# Sample script for setting OOF using PSRemoting and a dedicated RBAC role Version 1.0 #> # Make sure that you set the $ConnectionURI (below) to one of your Exchange Servers. $ConnectionURI = "http://prod-ex2010-01/PowerShell/" # The following establishes the remote PS Session to the Exchange Server. It will prompt for credentials - you should supply Creds for accounts that are part of the OOF_Management RBAC role. The session will then be imported. #> $Session = New-PSSession -ConfigurationName Microsoft.Exchange -ConnectionURI $ConnectionURI -Authentication Kerberos -Credential (Get-Credential) Import-PSSession $Session # Get the relevant OOF information. $Mailbox = Read-Host "Please specify the Mailbox." $InternalMessage = Read-Host "Please specify the internal message" $ExternalMessage = Read-Host "Please specify the external message" # Use the "Set-MailboxAutoReplyConfiguration" cmdlet to enable and configure the OOF information.

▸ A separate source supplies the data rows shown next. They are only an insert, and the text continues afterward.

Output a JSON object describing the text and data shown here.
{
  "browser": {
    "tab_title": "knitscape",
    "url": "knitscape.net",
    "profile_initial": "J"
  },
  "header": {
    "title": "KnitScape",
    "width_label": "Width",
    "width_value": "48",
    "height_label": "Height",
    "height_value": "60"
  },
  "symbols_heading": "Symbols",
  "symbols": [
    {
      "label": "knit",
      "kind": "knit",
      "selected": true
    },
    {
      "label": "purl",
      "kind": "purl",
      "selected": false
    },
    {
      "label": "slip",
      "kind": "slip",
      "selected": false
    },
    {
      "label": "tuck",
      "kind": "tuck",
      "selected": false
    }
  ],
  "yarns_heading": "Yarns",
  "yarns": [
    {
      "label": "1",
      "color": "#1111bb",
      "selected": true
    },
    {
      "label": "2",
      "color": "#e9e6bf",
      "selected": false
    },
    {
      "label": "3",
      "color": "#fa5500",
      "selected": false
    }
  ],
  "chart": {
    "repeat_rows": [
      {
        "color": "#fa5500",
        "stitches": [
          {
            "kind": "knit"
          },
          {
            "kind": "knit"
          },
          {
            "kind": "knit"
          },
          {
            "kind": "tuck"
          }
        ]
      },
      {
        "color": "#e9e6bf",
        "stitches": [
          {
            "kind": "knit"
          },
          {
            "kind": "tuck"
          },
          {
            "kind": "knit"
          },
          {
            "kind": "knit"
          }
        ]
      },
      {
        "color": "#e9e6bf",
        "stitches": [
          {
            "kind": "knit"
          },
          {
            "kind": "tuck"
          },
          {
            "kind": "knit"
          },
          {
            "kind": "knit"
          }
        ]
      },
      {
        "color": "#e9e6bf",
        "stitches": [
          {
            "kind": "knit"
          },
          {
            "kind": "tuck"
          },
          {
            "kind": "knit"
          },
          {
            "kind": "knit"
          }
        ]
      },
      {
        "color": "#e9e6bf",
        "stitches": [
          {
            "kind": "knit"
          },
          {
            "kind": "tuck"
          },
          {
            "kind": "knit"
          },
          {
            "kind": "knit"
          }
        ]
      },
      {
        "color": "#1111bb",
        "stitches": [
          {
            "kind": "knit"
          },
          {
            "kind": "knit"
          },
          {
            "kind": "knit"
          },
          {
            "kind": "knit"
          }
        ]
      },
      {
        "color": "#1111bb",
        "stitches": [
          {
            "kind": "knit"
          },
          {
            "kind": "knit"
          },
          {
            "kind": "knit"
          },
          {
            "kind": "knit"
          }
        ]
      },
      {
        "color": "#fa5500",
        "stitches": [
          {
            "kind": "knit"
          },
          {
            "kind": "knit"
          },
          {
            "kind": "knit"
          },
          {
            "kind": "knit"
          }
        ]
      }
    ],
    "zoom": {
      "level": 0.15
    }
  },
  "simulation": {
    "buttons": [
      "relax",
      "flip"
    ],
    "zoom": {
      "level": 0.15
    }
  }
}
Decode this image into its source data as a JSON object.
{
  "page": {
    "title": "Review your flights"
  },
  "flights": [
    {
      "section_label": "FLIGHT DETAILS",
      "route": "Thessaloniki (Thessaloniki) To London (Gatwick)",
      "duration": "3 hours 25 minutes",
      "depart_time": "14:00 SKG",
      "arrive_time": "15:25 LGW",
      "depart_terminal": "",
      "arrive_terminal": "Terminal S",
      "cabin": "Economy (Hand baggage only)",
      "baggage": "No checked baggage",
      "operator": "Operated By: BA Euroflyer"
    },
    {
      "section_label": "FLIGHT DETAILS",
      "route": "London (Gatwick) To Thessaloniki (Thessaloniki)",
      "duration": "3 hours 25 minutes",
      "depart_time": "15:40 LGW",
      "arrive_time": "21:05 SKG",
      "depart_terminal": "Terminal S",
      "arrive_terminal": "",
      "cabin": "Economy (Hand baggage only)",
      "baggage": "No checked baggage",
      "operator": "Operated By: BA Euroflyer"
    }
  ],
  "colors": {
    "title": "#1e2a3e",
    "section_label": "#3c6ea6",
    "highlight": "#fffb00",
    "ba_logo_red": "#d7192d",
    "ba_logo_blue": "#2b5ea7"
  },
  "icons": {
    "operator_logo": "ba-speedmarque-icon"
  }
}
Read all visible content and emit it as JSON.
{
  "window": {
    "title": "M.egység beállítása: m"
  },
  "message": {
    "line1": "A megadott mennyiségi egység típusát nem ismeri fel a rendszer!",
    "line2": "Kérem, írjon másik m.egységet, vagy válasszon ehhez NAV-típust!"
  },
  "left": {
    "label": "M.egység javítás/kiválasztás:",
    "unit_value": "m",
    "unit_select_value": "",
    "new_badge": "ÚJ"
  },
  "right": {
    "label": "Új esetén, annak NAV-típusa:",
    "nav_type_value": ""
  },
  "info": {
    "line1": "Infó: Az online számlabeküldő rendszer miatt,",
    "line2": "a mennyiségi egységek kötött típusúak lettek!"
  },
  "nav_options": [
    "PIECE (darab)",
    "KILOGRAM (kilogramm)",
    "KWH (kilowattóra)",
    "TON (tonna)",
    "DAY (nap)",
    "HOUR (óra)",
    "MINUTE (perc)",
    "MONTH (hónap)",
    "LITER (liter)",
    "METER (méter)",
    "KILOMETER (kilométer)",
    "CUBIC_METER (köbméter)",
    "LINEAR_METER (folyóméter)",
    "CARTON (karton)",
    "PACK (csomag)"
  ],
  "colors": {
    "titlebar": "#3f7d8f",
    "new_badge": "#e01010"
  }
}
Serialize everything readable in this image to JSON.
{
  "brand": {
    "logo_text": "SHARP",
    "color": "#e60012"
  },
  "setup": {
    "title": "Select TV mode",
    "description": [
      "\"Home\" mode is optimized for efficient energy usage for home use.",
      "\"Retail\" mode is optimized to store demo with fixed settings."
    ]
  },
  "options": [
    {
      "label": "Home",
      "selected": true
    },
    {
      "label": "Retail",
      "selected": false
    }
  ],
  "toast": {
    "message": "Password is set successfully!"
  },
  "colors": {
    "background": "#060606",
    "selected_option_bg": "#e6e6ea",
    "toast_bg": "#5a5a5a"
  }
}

Set-MailboxAutoReplyConfiguration -Identity $Mailbox -AutoReplyState Enabled -InternalMessage "$InternalMessage" -ExternalMessage "$ExternalMessage" # Tear down the remote PS Session. Remove-PSSession $Session
Configuring Exchange 2010 out of office messages: The ECP method
As mentioned previously, you can also use the Exchange Control Panel to configure Exchange 2010 out of office messages.
Now, sign into the ECP using the account that you created and included as part of the aforementioned RBAC role group. Navigate to Mail -> Options: -> Manage My Organization -> Another User.
You will now see the Select Mailbox dialog box. Locate the user who forgot to set his out of office message (Figure 2).
You will now see a properties box. Click on Shortcuts to other things you can do section, then click on Tell people that you are on vacation (Figure 3).
ABOUT THE EXPERT
Andy Grogan, an Exchange MVP based in the U.K., has worked in the IT industry for the last 14 years -- primarily with Microsoft, HP and IBM technologies. His main passion is Exchange Server, but he also specializes in Active Directory, SQL Server and storage solutions. Andy is currently working for a large council in West London as the Networks and Operations Manager supporting 6,000 customers on more than 240 sites. Visit Andy's website at www.telnetport25.com/.
Related Q&A from Andy Grogan, Contributor
With hosted Exchange email deployment chatter increasing daily, it's crucial to separate fact from fiction when it comes to security and reliability.continue reading
An Office 365 outage may be widespread or unique to your deployment. Discover how to find out, as well as the best ways to prepare your organization.continue reading
A coexistence period is an important part of any Exchange Server migration -- but why? Our expert explains.continue reading
Have a question for an expert?
Please add a title for your question
Get answers from a TechTarget expert on whatever's puzzling you.